Lately there seems to be quite a lot of controversy over the Oxford comma, often called the Harvard comma, series comma, or serial comma. That’s the one that’s placed before the conjunction in a series of at least three items. I can’t see how it necessarily matters whether one refers to England, France and Spain, or England, France, and Spain, unless of course it’s unavoidably mandatory to clarify the question of whether or not France and Spain are engaged in some sort of collusion. If each country is acting separately I should use the Oxford comma.
I don’t seem to have many occasions, in my everyday life, to use the ellipsis, though I have, over the course of several college classes, used it in order to cite references to long passages. It’s quite difficult to allude to something, in its entirety, from the collected works of someone like Jane Austen or John Stuart Mill. Therefore, a well-placed ellipsis often comes in handy under such circumstances. It can be misused though. I read a few years ago about some anti-Catholic liberals who, in order to besmirch the reputation of Pope Pius XII, and to depict him as a Nazi sympathizer, deceitfully used the ellipsis to give the impression of his having said and done other than what he really said and did. With an ellipsis, context is all.

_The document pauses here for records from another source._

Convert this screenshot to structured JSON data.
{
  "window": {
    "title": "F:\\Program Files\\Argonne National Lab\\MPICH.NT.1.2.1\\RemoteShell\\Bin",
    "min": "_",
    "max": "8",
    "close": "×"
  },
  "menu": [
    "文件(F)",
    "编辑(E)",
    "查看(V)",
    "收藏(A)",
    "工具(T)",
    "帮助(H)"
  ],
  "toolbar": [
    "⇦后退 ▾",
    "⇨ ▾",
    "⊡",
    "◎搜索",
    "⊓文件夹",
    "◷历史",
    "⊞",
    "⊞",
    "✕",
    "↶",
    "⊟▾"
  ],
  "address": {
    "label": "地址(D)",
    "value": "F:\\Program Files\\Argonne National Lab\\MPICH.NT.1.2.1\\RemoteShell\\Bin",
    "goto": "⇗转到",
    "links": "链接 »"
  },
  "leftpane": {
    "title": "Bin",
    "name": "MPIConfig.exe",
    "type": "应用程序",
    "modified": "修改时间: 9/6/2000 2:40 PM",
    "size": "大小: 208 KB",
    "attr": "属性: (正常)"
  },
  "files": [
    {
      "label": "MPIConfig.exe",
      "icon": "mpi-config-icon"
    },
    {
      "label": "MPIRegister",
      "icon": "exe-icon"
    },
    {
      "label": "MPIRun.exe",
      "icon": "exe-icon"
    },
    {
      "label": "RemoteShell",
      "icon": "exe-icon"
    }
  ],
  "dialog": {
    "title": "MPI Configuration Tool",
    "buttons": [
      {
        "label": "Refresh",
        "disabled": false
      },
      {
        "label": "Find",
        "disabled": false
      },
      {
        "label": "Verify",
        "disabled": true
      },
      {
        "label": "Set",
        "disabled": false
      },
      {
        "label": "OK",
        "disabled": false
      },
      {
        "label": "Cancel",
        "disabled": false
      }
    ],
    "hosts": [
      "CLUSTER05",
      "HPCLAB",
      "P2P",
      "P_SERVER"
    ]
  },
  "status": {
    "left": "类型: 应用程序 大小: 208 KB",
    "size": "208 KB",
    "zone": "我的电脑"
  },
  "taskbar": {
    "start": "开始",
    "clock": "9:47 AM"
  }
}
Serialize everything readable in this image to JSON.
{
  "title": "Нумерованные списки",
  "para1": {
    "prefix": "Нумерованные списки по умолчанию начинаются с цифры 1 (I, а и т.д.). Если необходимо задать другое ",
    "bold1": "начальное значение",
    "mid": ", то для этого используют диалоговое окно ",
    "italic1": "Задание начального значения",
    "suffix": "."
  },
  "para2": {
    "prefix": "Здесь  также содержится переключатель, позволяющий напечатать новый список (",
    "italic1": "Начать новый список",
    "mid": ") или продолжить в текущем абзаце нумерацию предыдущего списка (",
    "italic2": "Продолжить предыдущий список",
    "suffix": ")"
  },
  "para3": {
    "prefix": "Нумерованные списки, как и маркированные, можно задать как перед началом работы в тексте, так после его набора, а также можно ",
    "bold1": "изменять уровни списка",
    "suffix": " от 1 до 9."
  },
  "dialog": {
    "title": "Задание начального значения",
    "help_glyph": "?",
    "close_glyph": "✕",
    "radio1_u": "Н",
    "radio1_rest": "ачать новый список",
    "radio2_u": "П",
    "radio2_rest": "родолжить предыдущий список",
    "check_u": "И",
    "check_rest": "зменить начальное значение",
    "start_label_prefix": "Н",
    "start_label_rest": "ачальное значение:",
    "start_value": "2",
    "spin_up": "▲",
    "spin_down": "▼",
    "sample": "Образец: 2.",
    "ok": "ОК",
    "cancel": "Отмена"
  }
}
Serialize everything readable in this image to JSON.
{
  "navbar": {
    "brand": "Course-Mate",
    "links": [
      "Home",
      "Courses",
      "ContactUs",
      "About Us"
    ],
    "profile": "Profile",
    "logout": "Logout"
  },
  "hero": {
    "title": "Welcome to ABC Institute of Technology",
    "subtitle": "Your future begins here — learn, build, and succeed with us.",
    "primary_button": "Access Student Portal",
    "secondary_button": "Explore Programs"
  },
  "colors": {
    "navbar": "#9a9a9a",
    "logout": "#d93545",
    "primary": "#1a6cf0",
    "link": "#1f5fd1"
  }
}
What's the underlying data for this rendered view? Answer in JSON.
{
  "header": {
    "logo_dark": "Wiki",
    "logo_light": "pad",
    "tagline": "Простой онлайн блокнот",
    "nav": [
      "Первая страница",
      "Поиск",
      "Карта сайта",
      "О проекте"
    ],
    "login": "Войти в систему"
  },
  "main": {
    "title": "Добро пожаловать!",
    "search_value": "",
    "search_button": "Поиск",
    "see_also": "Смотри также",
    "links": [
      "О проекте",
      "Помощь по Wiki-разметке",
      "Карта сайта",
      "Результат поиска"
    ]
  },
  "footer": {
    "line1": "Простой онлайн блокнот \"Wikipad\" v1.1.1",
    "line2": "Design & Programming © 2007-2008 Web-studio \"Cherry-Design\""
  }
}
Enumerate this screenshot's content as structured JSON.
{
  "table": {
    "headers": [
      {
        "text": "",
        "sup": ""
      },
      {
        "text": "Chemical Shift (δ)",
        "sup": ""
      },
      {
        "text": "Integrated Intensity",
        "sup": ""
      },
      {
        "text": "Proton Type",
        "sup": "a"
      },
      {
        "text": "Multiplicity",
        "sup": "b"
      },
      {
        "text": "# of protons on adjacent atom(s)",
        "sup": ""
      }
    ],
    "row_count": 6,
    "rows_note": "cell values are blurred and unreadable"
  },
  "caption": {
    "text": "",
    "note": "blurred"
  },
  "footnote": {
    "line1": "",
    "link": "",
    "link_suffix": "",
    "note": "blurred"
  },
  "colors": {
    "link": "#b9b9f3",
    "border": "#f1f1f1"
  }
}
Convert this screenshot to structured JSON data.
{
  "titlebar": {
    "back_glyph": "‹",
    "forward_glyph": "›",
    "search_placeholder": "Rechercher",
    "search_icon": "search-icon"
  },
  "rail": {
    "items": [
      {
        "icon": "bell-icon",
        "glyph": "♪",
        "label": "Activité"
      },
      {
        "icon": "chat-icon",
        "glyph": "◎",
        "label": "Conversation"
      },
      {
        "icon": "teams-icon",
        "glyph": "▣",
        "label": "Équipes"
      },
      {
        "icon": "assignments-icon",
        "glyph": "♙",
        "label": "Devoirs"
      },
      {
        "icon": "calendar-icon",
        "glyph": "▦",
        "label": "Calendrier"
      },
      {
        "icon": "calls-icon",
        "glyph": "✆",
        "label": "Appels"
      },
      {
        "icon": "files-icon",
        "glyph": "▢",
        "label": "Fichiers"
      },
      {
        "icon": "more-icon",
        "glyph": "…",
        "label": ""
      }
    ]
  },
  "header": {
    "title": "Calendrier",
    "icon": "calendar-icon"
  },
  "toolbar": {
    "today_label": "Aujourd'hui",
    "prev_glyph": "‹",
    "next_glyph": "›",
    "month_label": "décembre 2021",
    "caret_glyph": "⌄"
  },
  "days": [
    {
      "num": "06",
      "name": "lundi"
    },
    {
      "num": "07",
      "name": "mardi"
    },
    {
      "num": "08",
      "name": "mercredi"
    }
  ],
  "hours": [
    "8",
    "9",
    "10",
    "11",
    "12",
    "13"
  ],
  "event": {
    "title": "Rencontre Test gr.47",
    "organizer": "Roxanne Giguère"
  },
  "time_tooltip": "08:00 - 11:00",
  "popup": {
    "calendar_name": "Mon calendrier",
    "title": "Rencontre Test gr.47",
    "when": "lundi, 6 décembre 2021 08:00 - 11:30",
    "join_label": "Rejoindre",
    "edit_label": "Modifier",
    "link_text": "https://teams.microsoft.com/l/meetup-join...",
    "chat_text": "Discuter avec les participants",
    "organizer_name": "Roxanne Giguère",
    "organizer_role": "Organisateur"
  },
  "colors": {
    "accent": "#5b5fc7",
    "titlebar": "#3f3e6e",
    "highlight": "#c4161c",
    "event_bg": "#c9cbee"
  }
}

The question mark and period are both pretty much easy. Declarative and interrogatory sentences are most of what I write anyway.
The occasional dash or two comes in quite handy. Often it pays to insert a qualifying passage into a sentence in order to clarify a thought. I appear to have a habit of quite often using a tilde instead of a dash. Under unofficial circumstances, there appears not to be any harm in that. Parentheses work well for this too~hence the term, parenthetical aside.
For some reason, I virtually never use semicolons. According to my understanding of semicolons, they are supposed to be used in order to link two independent clauses without a conjunction. According to that definition, a semicolon is virtually synonymous with a period so I might as well use a period.